The new law is also aimed at leveling the playing field between Uber drivers and traditional taxi drivers. In some areas, it succeeds, said Jagtar Singh Chahal, chair and CEO of Hamilton Cab.
The draft bylaw includes a framework that is good for riders, good for drivers, and will help foster greater choice in transportation options in Hamilton.- Susie Heath, Uber
For example, the city will reduce the annual fee for taxi drivers from $194 to $100. And it leaves the curbside hails to traditional taxi companies.
Taxi companies still have stricter requirements, such as a mandate to provide accessible service, take a city training course and equip their cabs with cameras.
But Chahal said this is just a start.
"I think eventually, there'll be stricter rules for Uber," he said.
In an emailed statement, Uber said it commends the city on the new bylaw.

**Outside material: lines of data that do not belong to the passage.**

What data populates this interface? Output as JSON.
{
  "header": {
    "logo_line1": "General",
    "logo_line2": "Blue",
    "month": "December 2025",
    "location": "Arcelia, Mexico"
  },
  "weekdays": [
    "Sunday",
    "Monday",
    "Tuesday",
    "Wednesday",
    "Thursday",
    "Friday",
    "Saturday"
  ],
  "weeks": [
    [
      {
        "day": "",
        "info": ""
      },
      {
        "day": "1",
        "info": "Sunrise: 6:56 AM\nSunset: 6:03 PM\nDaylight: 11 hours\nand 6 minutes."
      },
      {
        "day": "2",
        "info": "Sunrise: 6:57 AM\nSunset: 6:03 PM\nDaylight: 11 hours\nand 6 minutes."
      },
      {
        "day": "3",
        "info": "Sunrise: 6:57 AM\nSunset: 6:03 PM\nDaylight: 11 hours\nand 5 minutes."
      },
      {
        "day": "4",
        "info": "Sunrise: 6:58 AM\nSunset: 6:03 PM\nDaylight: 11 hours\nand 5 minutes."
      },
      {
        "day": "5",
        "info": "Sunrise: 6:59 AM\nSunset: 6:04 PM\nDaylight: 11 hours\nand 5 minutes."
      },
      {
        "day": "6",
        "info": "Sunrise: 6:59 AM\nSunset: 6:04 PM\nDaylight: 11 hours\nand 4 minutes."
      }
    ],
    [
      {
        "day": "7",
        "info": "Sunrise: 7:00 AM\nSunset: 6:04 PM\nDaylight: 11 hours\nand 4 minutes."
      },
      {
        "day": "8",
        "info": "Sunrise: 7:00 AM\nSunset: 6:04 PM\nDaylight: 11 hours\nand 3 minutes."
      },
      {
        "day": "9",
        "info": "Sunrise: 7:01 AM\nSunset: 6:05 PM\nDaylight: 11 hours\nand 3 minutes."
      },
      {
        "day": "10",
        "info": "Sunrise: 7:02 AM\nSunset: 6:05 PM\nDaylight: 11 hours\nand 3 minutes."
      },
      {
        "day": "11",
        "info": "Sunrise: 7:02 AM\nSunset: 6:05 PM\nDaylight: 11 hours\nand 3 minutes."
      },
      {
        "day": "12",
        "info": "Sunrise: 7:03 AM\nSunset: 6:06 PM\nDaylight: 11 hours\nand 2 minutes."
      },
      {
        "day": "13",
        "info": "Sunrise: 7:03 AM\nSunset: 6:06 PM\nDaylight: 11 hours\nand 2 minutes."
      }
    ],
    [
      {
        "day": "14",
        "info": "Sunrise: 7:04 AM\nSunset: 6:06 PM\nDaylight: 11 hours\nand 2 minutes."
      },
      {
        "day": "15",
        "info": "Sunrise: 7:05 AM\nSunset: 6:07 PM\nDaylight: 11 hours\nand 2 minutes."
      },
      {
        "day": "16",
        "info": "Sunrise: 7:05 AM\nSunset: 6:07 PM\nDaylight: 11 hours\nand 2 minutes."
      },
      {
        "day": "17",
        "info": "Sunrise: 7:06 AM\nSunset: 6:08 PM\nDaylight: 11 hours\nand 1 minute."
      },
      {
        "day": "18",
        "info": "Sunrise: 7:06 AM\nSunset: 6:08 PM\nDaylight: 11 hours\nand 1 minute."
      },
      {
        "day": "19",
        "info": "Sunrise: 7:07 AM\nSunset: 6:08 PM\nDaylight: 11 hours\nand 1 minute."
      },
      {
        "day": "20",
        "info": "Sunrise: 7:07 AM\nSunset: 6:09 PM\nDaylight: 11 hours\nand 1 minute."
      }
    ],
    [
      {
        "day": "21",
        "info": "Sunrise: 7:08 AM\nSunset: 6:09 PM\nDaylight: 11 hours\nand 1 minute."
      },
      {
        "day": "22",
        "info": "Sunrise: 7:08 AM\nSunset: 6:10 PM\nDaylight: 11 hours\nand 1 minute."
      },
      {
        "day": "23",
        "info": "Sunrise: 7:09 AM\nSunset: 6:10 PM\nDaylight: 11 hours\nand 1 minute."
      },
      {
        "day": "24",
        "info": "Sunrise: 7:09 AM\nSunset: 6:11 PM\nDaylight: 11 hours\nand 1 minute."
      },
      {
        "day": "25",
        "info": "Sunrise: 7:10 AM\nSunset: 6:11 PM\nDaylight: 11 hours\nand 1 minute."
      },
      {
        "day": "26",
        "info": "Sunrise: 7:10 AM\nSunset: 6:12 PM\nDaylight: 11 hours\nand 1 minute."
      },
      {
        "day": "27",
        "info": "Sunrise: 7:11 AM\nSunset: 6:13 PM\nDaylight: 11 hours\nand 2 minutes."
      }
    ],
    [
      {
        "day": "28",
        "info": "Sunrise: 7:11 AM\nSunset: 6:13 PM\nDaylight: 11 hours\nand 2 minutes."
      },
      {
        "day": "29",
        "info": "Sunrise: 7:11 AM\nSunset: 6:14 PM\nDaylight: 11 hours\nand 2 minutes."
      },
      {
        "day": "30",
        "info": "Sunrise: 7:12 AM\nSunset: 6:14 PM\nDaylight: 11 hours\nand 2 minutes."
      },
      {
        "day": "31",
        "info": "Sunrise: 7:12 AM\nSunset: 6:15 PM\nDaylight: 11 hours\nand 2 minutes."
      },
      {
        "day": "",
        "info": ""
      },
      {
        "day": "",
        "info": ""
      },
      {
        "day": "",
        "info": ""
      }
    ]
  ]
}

"This is an important first step towards Hamilton joining other Canadian jurisdictions like Niagara Region, Toronto, Waterloo Region, Calgary, Ottawa and Edmonton in adopting a progressive regulatory framework that embraces ride sharing," said spokesperson Susie Heath.
"The draft bylaw includes a framework that is good for riders, good for drivers, and will help foster greater choice in transportation options in Hamilton."
City council still has to ratify the decision on Jan. 25. After that, it becomes law.